An exact reproduction of the records is required, with all images left out.
· · · · · · ·
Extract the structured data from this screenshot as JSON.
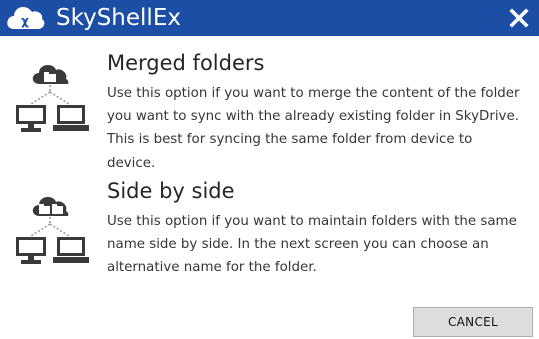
{
  "window": {
    "title": "SkyShellEx"
  },
  "options": [
    {
      "heading": "Merged folders",
      "description": "Use this option if you want to merge the content of the folder you want to sync with the already existing folder in SkyDrive. This is best for syncing the same folder from device to device.",
      "icon": "merged-folders-icon"
    },
    {
      "heading": "Side by side",
      "description": "Use this option if you want to maintain folders with the same name side by side. In the next screen you can choose an alternative name for the folder.",
      "icon": "side-by-side-icon"
    }
  ],
  "buttons": {
    "cancel": "CANCEL"
  },
  "colors": {
    "titlebar": "#1c4ea6",
    "icon": "#3a3a3a",
    "heading": "#262626",
    "text": "#363636",
    "button_bg": "#dddddd",
    "button_border": "#adadad"
  }
}
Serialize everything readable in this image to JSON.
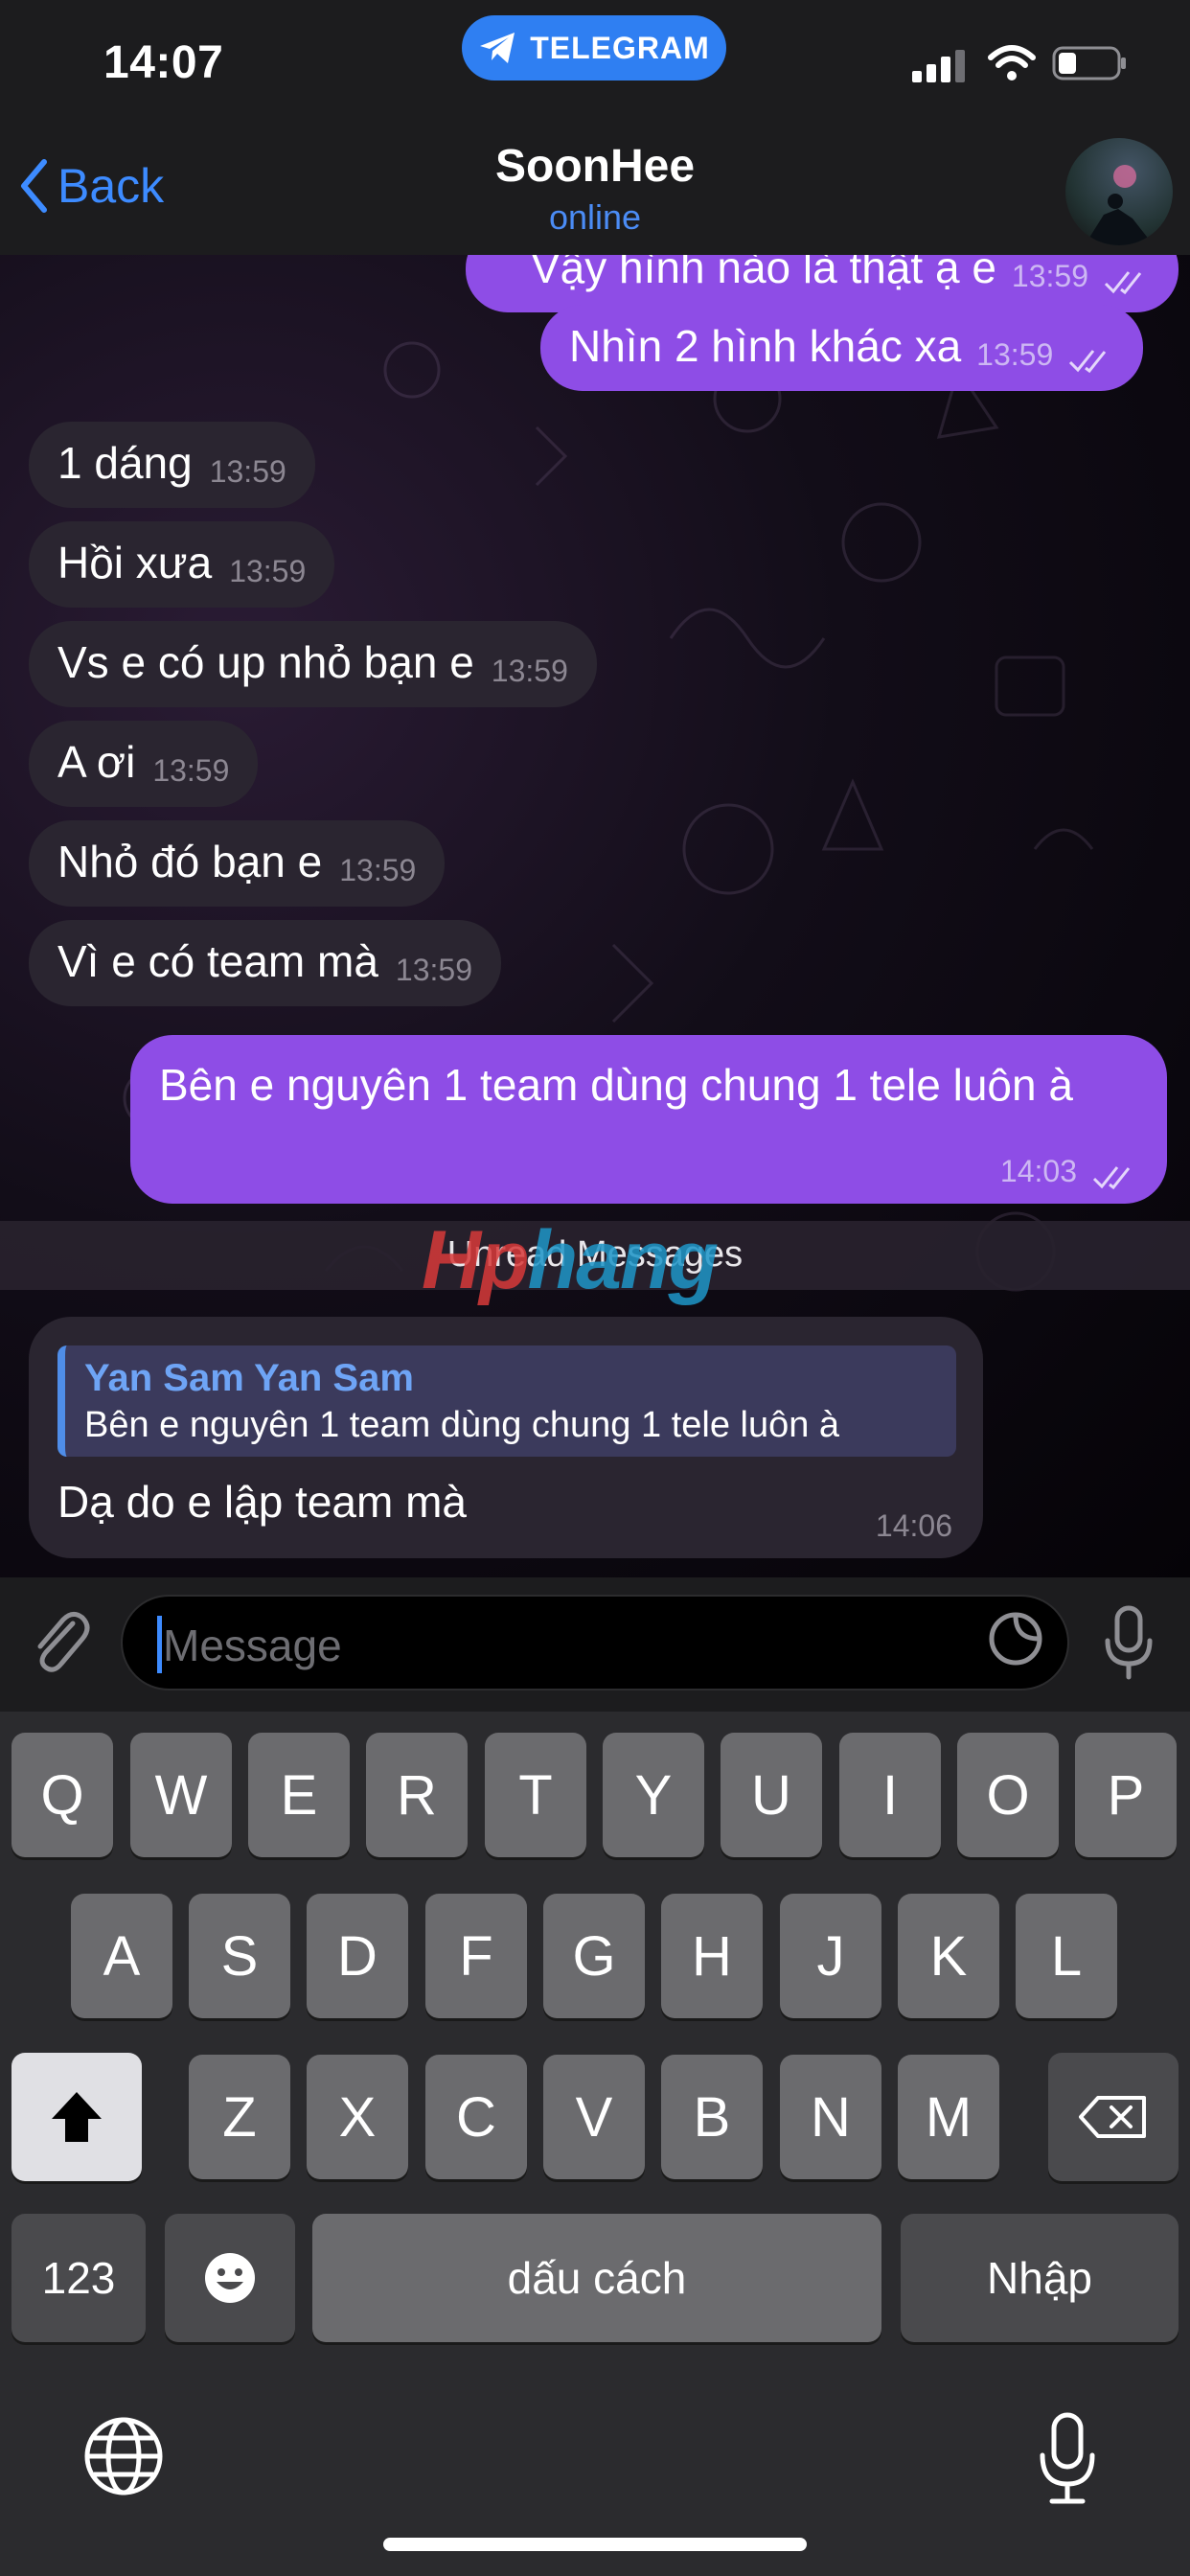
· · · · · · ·
# [Output for this task]
Extract the structured data from this screenshot as JSON.
{
  "window": {
    "title": "SkyShellEx"
  },
  "options": [
    {
      "heading": "Merged folders",
      "description": "Use this option if you want to merge the content of the folder you want to sync with the already existing folder in SkyDrive. This is best for syncing the same folder from device to device.",
      "icon": "merged-folders-icon"
    },
    {
      "heading": "Side by side",
      "description": "Use this option if you want to maintain folders with the same name side by side. In the next screen you can choose an alternative name for the folder.",
      "icon": "side-by-side-icon"
    }
  ],
  "buttons": {
    "cancel": "CANCEL"
  },
  "colors": {
    "titlebar": "#1c4ea6",
    "icon": "#3a3a3a",
    "heading": "#262626",
    "text": "#363636",
    "button_bg": "#dddddd",
    "button_border": "#adadad"
  }
}
Serialize everything readable in this image to JSON.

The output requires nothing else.